While the guests sipped wine and talked, Todd and Kate’s father Jo monitored the salmon on the grill, and Kate quickly stir-fried snow peas with olive oil, garlic, and slivers of fresh ginger. Then we gently coaxed the guests away from the hors d’oeuvres and through the buffet line on Jo’s handmade wooden countertop and, plates in hand, dispersed ourselves throughout the house to eat.
And then, of course, there were the cream puffs. Dear reader,
I’ve told you before that, among the Knights, everything is an excuse to eat whipped cream, but I don’t think I fully understood the depths of their dairy mania until last night. I was minding my own business, wearing that misleadingly dainty flower and scooping spoonfuls of soft pink cream into Kate’s airy, eggy-smelling puffs, when I quite nearly came to blows with Jo. Apparently, I was being too sparing with the cream, despite the fact that my finished puffs were overflowing—nay, exploding—with the stuff. I let him have his way and console himself with the whipped cream siphon and a tray of puffs, but we all knew better: mine were prettier. And anyway, with the first bite, they easily passed the ooze test. I ate three, just to make sure.
I can think of no better cause for celebration*—or for eating loads of whipped cream.
*Update: Linda tells me that over the course of the evening, she collected nearly $2,000(!) in donations for the University of Washington Foundation’s Breast Cancer Fund. More whipped cream, anyone?
From Linda Knight
This recipe, given to Linda by a friend, appears to be a variation on Italy’s bagnetto verde, which generally features garlic, parsley, and anchovies. It is wonderful as an hors d’oeuvre, spooned onto thin slices of grilled baguette, but it would also be a good accompaniment to lamb or roasted chicken.
1 bunches fresh parsley, finely chopped, plus more if needed
12-14 cloves garlic, minced
2 cans sliced mushrooms, drained (or equivalent amount of chopped, sautéed mushrooms)
½ cup olive oil
½ cup red wine vinegar
1 15-oz can tomato sauce (not tomato paste)
Mix all ingredients together in a large bowl, and taste for seasoning. If the garlic is especially strong, add more chopped parsley. Serve at room temperature.
Red Wine-Mustard Vinaigrette
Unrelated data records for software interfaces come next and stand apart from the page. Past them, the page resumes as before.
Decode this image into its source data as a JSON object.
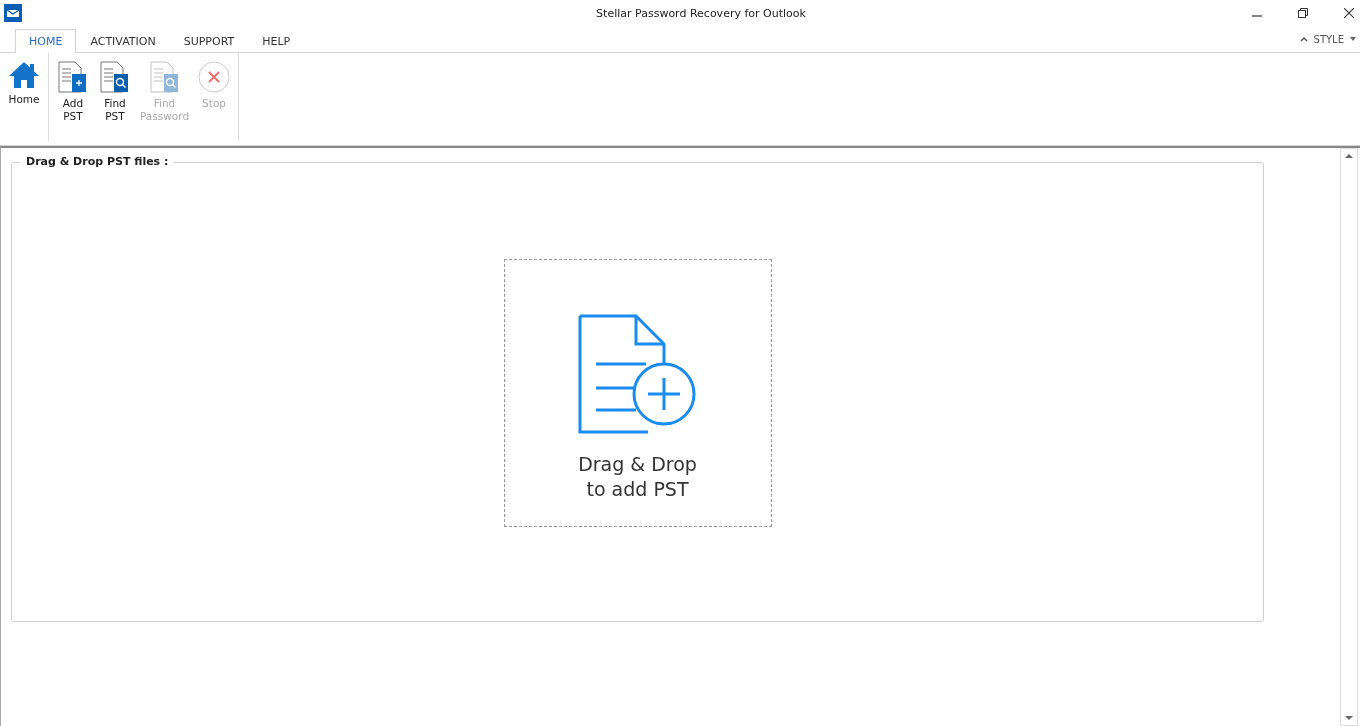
{
  "window": {
    "title": "Stellar Password Recovery for Outlook"
  },
  "tabs": [
    {
      "label": "HOME",
      "selected": true
    },
    {
      "label": "ACTIVATION",
      "selected": false
    },
    {
      "label": "SUPPORT",
      "selected": false
    },
    {
      "label": "HELP",
      "selected": false
    }
  ],
  "style_menu": {
    "label": "STYLE"
  },
  "ribbon_groups": [
    [
      {
        "kind": "home",
        "label": "Home",
        "disabled": false
      }
    ],
    [
      {
        "kind": "add",
        "label": "Add PST",
        "disabled": false
      },
      {
        "kind": "find",
        "label": "Find PST",
        "disabled": false
      },
      {
        "kind": "password",
        "label": "Find Password",
        "disabled": true
      },
      {
        "kind": "stop",
        "label": "Stop",
        "disabled": true
      }
    ]
  ],
  "panel": {
    "legend": "Drag & Drop PST files :",
    "drop_zone": {
      "line_1": "Drag & Drop",
      "line_2": "to add PST"
    }
  }
}
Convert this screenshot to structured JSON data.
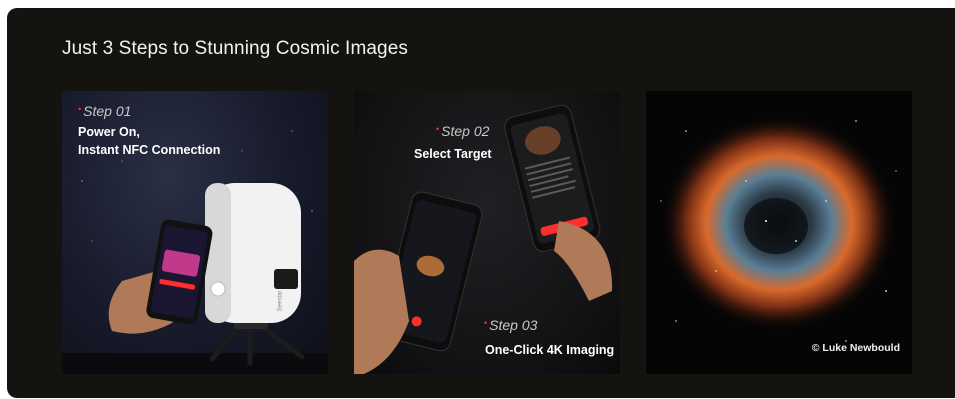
{
  "section": {
    "title": "Just 3 Steps to Stunning Cosmic Images"
  },
  "cards": [
    {
      "step": "Step 01",
      "lines": [
        "Power On,",
        "Instant NFC Connection"
      ]
    },
    {
      "step_a": "Step 02",
      "text_a": "Select  Target",
      "step_b": "Step 03",
      "text_b": "One-Click 4K Imaging"
    },
    {
      "credit": "© Luke Newbould"
    }
  ],
  "device": {
    "brand": "Seestar"
  },
  "colors": {
    "accent": "#ff2d2d",
    "background": "#141310",
    "nebula": "#d9692c"
  }
}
Adapted from Michael Roberts’s Parisian Home Cooking
This very simple dressing is my standard for all sorts of salads, from simple greens to shaved fennel, arugula, and Niçoise olives.
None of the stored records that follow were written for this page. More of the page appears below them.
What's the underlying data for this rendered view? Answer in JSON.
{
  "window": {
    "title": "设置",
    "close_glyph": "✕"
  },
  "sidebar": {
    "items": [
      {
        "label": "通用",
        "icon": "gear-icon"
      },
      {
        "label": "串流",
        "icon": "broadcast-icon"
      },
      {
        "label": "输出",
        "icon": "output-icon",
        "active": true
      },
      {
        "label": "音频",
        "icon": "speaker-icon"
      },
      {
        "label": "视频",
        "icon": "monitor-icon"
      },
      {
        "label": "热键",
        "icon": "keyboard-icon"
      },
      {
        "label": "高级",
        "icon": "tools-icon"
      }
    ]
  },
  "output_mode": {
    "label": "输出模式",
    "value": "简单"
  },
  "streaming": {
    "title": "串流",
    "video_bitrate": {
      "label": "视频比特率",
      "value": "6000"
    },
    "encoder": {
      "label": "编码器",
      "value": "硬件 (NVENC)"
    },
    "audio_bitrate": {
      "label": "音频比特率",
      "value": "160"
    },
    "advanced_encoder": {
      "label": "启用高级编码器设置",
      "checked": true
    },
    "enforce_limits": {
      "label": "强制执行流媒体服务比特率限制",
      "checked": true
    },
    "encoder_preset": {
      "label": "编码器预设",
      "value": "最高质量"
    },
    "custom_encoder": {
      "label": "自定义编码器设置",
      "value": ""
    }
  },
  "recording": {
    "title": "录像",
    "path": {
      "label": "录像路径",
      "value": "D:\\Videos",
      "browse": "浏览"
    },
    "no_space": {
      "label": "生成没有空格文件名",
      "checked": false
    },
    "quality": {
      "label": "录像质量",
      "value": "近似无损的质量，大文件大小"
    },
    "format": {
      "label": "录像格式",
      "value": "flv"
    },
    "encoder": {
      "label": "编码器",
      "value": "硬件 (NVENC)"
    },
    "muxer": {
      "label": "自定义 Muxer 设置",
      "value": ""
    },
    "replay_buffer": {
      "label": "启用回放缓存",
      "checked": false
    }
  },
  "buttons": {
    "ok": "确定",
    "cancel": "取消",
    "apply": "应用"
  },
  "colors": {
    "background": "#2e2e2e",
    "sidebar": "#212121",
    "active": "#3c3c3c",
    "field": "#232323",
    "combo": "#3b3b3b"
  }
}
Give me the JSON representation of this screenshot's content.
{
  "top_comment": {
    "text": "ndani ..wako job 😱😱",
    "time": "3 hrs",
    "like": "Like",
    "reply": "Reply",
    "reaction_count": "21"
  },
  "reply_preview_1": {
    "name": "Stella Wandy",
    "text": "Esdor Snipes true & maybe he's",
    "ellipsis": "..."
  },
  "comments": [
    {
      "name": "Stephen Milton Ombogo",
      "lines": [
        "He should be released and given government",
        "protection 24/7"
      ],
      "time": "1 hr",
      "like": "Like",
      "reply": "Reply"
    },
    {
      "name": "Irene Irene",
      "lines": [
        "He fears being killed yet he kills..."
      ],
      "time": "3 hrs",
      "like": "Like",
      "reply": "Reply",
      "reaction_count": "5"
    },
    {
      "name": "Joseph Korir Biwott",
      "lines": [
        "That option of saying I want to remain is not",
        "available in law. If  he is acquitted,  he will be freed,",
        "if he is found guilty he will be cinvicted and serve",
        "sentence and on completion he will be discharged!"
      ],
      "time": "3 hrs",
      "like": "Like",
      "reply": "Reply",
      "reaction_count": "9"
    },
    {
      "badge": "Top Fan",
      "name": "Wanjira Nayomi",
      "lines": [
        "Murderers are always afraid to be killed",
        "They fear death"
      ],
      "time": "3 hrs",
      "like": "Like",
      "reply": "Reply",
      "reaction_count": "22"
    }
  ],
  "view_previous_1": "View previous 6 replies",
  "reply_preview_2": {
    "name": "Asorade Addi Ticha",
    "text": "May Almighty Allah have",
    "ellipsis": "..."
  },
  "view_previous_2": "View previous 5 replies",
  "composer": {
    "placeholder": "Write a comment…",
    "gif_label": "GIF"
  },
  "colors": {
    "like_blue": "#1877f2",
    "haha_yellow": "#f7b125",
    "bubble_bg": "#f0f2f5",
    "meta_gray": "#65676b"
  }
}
1 Tbs Dijon mustard, preferably Grey Poupon
3 Tbs good-quality red wine vinegar
½ tsp fine sea salt
5 Tbs good-quality olive oil
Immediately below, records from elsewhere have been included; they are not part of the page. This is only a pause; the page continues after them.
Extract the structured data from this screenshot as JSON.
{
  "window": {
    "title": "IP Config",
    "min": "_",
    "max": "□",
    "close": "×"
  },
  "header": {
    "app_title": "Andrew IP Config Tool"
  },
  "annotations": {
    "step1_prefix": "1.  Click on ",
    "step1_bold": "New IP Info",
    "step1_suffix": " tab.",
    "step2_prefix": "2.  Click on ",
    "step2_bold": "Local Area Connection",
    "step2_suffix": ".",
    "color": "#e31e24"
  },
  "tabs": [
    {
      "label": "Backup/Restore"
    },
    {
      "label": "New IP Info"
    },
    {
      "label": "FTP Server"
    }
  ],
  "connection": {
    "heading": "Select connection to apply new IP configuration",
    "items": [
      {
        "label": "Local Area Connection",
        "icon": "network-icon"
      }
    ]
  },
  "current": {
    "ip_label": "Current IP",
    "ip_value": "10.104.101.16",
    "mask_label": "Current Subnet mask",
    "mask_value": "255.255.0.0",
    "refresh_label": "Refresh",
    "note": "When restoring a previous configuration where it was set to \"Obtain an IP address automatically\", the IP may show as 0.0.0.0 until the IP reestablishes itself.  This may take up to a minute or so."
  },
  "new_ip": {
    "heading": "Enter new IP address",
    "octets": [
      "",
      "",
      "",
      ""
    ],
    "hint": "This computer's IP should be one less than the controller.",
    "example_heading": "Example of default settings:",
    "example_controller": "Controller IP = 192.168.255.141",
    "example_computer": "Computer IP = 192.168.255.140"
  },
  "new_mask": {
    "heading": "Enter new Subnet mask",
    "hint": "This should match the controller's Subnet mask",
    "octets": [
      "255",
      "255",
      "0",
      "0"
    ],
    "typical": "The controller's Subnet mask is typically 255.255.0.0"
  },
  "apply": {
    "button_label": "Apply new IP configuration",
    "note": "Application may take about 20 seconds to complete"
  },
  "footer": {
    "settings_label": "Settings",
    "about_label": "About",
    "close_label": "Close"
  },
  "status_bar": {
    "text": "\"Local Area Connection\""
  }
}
Combine mustard, vinegar, and salt in a small bowl, and whisk to combine. Add the oil one or two tablespoons at a time, whisking continuously to emulsify. Taste to correct vinegar-oil balance, if necessary, and toss with your favorite salad ingredients. The dressing will keep for up to two weeks in an airtight container in the refrigerator.